Voters give too much weight to gas prices in presidential elections

Sam Chapman

Illustration: Katie Berfield

In March, ABC News and The Washington Post conducted a poll in which 62 percent of responders said they disapproved of President Obama’s handling of rising gas prices. There is a growing fear that members of that fraction will take their discontent to the voting booth, a fear signified by the fact that his opponents have chosen that issue as their attack of choice in battleground states (according to Now, discontentment at gas pumps isn’t necessarily a reason to believe Obama will be voted out of office, but when a trend has the president scrambling to make speeches and his enemies scrambling to attack them, it’s going to worry some people––myself included.

This would result in a presidential election gone drastically awry. It is not wrong to vote based on gas prices, but it is very wrong to vote based entirely on gas prices.

People get angry about the cost of a gallon, and it’s easy to see why: Unless we’re unemployed, in the military or directly threatened by rising sea levels, few other issues have the same power to batter down our doors. Gas goes up to $3 per gallon, so we trade our car in for one that gets 30 mpg; gas thanks us by going up to $4 per gallon. It can, at times, seem like a Sisyphean grind.

That said, choosing who to back for president based on this will work against one over time. First of all, numbers can be misleading. George W. Bush benefited from a fortuitous drop in oil prices right before he took office; Barack Obama suffered from a fluctuation in the opposite direction. It’s less a matter of policy than of timing––and while it would be nice to know which candidate was a luckier person, it’s something we can’t determine.

Second, wrestling with the oil market is barely within the president’s control. A column on the website Consumer Energy Report details how the price we pay for oil is dependent not on our domestic production, but on competition with the developing world: The higher the demand in China and India, the more we have to pay to compete. The most industry-friendly decisions Obama could make––with which I disagree––would have little effect until years had passed.

Yet, as I said above, I don’t think that voting based on gasoline policy is a mistake on its own. A president who promises to work for fuel efficiency, and against Big Oil, will have a positive impact on the world, even if they can’t control gas prices. More than that, though, they will have the people’s best interests at heart. There’s no better reason to vote for a candidate.

It’s a valid perspective, and one that I espouse myself: Each American has only one vote, and no obligation to use it for the sake of anybody but themselves. If an issue is not on our doorstep, it need not inform our decision. However, the range of issues on each of our doorsteps is larger than we may think. It includes the issues that have the potential to affect us in the future, even if they may not now: health care, because we won’t always be strong; welfare, because we won’t always be employed; even social issues like abortion and marriage rights, because someday many of us will have daughters and sons.

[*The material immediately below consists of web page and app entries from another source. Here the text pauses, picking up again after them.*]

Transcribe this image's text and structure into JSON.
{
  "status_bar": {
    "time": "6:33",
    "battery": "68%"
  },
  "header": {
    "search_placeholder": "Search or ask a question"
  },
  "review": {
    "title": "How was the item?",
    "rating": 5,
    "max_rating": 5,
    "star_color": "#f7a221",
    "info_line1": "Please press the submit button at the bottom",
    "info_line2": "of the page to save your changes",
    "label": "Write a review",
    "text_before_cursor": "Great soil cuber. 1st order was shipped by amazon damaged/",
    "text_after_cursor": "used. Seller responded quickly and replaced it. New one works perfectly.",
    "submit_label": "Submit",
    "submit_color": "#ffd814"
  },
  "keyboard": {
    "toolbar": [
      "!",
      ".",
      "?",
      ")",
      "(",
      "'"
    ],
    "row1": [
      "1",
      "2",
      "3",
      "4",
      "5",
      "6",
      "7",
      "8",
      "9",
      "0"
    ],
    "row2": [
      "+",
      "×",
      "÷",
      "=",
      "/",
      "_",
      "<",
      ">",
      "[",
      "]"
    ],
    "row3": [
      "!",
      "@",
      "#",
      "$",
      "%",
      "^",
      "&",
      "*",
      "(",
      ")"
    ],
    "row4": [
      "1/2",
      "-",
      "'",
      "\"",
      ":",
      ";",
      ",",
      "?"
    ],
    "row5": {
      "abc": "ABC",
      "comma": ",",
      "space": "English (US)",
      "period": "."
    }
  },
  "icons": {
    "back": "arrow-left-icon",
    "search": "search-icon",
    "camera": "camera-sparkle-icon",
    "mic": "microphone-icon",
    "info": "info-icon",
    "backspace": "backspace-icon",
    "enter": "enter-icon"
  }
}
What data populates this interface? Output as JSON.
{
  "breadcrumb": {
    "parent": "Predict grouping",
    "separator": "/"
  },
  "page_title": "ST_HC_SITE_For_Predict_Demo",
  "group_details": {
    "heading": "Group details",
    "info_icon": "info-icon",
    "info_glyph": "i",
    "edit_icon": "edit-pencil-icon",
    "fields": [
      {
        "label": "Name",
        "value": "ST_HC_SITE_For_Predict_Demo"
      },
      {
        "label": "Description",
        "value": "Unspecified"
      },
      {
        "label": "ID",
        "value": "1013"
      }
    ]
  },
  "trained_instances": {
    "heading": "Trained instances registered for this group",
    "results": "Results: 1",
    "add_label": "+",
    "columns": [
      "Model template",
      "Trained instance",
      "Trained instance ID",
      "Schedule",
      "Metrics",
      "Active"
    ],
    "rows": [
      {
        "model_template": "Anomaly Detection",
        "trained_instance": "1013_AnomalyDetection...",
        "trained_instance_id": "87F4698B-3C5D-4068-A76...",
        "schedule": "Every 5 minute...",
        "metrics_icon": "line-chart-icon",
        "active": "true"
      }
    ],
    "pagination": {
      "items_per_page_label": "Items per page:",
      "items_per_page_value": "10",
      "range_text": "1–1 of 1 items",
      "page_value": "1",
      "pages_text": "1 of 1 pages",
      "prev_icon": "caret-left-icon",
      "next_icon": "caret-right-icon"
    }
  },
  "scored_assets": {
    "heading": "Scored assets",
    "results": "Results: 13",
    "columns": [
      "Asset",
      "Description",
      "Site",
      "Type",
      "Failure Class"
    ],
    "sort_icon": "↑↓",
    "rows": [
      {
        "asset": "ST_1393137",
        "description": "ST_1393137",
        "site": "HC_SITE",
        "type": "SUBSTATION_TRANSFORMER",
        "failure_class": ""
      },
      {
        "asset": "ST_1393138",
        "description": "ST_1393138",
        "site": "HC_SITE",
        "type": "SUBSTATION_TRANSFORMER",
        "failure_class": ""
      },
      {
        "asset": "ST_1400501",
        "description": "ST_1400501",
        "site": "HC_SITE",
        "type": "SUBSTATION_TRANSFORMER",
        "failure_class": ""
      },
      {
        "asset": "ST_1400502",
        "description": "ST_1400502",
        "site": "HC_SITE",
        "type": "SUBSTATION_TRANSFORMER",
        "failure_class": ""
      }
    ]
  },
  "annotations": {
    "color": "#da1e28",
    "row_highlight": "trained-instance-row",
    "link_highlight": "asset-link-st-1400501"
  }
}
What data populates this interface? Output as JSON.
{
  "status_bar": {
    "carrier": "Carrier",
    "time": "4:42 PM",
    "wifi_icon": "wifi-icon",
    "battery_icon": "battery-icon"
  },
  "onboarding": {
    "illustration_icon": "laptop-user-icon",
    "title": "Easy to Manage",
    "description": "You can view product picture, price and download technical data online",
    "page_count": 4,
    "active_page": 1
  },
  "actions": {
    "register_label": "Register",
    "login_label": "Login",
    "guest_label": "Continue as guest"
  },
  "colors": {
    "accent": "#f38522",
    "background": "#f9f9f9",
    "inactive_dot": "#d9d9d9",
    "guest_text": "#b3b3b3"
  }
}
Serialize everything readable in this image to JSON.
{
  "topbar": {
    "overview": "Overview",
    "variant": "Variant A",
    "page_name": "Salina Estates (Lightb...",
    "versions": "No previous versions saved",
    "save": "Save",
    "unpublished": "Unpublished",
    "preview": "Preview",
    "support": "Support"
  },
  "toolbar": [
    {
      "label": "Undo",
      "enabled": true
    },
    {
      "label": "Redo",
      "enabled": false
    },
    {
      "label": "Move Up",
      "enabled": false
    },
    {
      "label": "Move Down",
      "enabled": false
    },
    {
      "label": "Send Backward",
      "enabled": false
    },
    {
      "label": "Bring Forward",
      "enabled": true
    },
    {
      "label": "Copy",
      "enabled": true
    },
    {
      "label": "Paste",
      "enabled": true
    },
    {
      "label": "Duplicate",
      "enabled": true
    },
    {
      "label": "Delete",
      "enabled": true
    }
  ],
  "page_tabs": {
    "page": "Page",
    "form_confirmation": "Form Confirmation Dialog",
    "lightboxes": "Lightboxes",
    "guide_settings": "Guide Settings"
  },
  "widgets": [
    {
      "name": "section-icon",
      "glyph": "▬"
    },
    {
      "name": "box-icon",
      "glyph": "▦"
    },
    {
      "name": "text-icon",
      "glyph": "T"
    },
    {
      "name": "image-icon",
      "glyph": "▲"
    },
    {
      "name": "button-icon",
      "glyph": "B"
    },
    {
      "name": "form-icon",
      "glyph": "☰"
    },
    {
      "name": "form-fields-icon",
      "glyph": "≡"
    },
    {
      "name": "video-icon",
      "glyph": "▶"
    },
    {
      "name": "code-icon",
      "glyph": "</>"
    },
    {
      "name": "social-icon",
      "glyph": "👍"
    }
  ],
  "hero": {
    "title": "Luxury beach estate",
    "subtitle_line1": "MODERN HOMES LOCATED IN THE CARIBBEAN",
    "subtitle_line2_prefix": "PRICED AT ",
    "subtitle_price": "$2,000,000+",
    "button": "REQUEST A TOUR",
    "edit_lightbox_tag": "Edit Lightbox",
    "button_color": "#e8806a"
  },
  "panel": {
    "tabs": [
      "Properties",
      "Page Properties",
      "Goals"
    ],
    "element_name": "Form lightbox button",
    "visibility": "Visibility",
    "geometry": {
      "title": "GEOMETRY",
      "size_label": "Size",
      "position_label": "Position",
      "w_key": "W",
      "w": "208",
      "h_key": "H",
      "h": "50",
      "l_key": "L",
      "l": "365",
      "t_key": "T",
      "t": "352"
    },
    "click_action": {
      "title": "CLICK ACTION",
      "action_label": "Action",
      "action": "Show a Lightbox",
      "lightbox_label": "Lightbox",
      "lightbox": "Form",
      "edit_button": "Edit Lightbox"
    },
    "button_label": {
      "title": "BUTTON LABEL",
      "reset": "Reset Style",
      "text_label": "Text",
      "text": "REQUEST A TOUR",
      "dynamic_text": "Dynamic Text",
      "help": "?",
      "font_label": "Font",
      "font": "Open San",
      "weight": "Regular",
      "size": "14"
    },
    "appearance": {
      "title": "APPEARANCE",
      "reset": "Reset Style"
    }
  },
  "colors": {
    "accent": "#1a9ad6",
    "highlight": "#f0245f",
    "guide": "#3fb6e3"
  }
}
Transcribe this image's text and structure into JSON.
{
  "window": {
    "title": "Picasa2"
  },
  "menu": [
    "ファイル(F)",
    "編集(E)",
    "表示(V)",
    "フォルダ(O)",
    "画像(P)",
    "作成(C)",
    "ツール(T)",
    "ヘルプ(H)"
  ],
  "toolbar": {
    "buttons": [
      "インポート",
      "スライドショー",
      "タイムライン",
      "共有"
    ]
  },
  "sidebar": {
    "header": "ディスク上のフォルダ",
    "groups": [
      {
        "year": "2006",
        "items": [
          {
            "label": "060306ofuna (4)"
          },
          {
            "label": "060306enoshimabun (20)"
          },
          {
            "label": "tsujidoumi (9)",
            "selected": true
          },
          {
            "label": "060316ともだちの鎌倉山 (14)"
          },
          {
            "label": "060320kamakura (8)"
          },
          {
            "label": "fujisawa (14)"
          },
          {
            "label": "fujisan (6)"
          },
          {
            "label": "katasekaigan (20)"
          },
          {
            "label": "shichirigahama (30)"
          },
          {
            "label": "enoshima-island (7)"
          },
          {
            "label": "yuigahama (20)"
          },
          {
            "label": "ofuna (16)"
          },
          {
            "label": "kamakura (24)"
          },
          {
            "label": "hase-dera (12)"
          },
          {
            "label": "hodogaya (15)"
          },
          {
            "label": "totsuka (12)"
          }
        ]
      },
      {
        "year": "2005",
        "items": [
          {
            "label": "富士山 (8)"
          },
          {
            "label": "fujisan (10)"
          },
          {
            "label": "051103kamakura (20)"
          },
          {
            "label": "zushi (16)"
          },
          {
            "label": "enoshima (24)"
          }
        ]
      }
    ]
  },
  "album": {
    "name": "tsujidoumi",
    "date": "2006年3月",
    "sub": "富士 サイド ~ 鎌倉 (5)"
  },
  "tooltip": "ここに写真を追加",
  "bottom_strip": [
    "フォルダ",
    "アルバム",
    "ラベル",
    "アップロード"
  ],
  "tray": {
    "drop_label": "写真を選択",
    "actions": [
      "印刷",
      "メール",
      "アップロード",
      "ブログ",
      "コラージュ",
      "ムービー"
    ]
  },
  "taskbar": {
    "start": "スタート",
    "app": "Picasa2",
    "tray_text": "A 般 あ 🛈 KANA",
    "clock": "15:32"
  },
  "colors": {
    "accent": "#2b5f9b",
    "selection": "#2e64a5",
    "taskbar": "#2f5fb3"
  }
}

When you cast your vote, it’s acceptable to be selfish, and it’s perfectly acceptable to keep it in mind if you’re hurting at the pump––just as long as you take a sensible and far-sighted view. A good gas policy can hint at a good politician, but it is only one part of your life, and it is far from adequate proof.